■ What the task requires
Nothing in the records may be altered; repeat them exactly.

[Start of section]

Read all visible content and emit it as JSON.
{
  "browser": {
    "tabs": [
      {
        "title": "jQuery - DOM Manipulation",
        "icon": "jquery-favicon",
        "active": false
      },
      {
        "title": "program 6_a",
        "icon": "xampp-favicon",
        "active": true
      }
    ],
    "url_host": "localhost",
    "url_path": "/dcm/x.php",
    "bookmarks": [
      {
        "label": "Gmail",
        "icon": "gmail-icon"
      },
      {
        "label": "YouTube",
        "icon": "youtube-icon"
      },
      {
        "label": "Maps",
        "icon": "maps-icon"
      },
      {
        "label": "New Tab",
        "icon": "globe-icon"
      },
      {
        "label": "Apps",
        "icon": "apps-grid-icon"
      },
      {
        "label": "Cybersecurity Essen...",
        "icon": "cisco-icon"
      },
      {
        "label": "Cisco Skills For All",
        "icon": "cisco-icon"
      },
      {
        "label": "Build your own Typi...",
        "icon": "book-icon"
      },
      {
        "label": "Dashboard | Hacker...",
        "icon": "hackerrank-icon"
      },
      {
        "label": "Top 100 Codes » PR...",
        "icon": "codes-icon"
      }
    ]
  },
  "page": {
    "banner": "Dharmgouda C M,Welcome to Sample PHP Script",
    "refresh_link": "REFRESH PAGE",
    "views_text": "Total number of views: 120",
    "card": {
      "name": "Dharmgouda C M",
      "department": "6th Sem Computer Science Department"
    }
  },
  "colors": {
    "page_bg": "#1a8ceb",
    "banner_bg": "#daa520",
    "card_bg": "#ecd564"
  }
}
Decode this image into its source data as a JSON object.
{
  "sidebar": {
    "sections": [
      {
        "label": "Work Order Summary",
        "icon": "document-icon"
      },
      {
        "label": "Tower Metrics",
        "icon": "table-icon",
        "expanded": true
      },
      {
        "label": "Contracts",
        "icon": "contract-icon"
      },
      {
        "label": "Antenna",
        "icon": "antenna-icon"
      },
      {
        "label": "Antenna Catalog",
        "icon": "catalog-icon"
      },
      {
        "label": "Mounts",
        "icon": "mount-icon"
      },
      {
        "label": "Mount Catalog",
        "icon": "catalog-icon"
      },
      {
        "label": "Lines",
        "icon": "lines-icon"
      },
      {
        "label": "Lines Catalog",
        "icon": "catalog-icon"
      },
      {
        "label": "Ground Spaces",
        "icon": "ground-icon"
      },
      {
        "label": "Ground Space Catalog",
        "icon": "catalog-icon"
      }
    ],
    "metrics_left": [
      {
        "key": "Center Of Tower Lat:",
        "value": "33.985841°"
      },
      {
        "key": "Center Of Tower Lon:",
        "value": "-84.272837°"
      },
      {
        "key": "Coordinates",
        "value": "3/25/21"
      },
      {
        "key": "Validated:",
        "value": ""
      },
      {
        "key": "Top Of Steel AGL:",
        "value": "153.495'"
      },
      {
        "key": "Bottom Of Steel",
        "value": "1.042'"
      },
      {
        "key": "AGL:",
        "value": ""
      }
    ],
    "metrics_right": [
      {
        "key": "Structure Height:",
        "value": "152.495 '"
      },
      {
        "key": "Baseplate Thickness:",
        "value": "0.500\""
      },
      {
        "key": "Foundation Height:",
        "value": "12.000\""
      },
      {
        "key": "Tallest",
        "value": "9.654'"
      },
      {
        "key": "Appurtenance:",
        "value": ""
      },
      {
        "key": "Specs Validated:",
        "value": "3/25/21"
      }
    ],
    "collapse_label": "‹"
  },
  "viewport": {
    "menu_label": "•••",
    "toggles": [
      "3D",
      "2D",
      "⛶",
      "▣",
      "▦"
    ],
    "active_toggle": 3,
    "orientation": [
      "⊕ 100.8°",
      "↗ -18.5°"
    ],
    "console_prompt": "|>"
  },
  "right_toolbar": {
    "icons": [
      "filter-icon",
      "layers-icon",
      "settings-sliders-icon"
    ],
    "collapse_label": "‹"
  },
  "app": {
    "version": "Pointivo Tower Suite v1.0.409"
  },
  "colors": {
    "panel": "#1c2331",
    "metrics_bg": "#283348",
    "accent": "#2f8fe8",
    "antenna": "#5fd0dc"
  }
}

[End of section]

■ Exercise output
Read all visible content and emit it as JSON.
{
  "browser": {
    "tabs": [
      {
        "title": "jQuery - DOM Manipulation",
        "icon": "jquery-favicon",
        "active": false
      },
      {
        "title": "program 6_a",
        "icon": "xampp-favicon",
        "active": true
      }
    ],
    "url_host": "localhost",
    "url_path": "/dcm/x.php",
    "bookmarks": [
      {
        "label": "Gmail",
        "icon": "gmail-icon"
      },
      {
        "label": "YouTube",
        "icon": "youtube-icon"
      },
      {
        "label": "Maps",
        "icon": "maps-icon"
      },
      {
        "label": "New Tab",
        "icon": "globe-icon"
      },
      {
        "label": "Apps",
        "icon": "apps-grid-icon"
      },
      {
        "label": "Cybersecurity Essen...",
        "icon": "cisco-icon"
      },
      {
        "label": "Cisco Skills For All",
        "icon": "cisco-icon"
      },
      {
        "label": "Build your own Typi...",
        "icon": "book-icon"
      },
      {
        "label": "Dashboard | Hacker...",
        "icon": "hackerrank-icon"
      },
      {
        "label": "Top 100 Codes » PR...",
        "icon": "codes-icon"
      }
    ]
  },
  "page": {
    "banner": "Dharmgouda C M,Welcome to Sample PHP Script",
    "refresh_link": "REFRESH PAGE",
    "views_text": "Total number of views: 120",
    "card": {
      "name": "Dharmgouda C M",
      "department": "6th Sem Computer Science Department"
    }
  },
  "colors": {
    "page_bg": "#1a8ceb",
    "banner_bg": "#daa520",
    "card_bg": "#ecd564"
  }
}
Decode this image into its source data as a JSON object.
{
  "sidebar": {
    "sections": [
      {
        "label": "Work Order Summary",
        "icon": "document-icon"
      },
      {
        "label": "Tower Metrics",
        "icon": "table-icon",
        "expanded": true
      },
      {
        "label": "Contracts",
        "icon": "contract-icon"
      },
      {
        "label": "Antenna",
        "icon": "antenna-icon"
      },
      {
        "label": "Antenna Catalog",
        "icon": "catalog-icon"
      },
      {
        "label": "Mounts",
        "icon": "mount-icon"
      },
      {
        "label": "Mount Catalog",
        "icon": "catalog-icon"
      },
      {
        "label": "Lines",
        "icon": "lines-icon"
      },
      {
        "label": "Lines Catalog",
        "icon": "catalog-icon"
      },
      {
        "label": "Ground Spaces",
        "icon": "ground-icon"
      },
      {
        "label": "Ground Space Catalog",
        "icon": "catalog-icon"
      }
    ],
    "metrics_left": [
      {
        "key": "Center Of Tower Lat:",
        "value": "33.985841°"
      },
      {
        "key": "Center Of Tower Lon:",
        "value": "-84.272837°"
      },
      {
        "key": "Coordinates",
        "value": "3/25/21"
      },
      {
        "key": "Validated:",
        "value": ""
      },
      {
        "key": "Top Of Steel AGL:",
        "value": "153.495'"
      },
      {
        "key": "Bottom Of Steel",
        "value": "1.042'"
      },
      {
        "key": "AGL:",
        "value": ""
      }
    ],
    "metrics_right": [
      {
        "key": "Structure Height:",
        "value": "152.495 '"
      },
      {
        "key": "Baseplate Thickness:",
        "value": "0.500\""
      },
      {
        "key": "Foundation Height:",
        "value": "12.000\""
      },
      {
        "key": "Tallest",
        "value": "9.654'"
      },
      {
        "key": "Appurtenance:",
        "value": ""
      },
      {
        "key": "Specs Validated:",
        "value": "3/25/21"
      }
    ],
    "collapse_label": "‹"
  },
  "viewport": {
    "menu_label": "•••",
    "toggles": [
      "3D",
      "2D",
      "⛶",
      "▣",
      "▦"
    ],
    "active_toggle": 3,
    "orientation": [
      "⊕ 100.8°",
      "↗ -18.5°"
    ],
    "console_prompt": "|>"
  },
  "right_toolbar": {
    "icons": [
      "filter-icon",
      "layers-icon",
      "settings-sliders-icon"
    ],
    "collapse_label": "‹"
  },
  "app": {
    "version": "Pointivo Tower Suite v1.0.409"
  },
  "colors": {
    "panel": "#1c2331",
    "metrics_bg": "#283348",
    "accent": "#2f8fe8",
    "antenna": "#5fd0dc"
  }
}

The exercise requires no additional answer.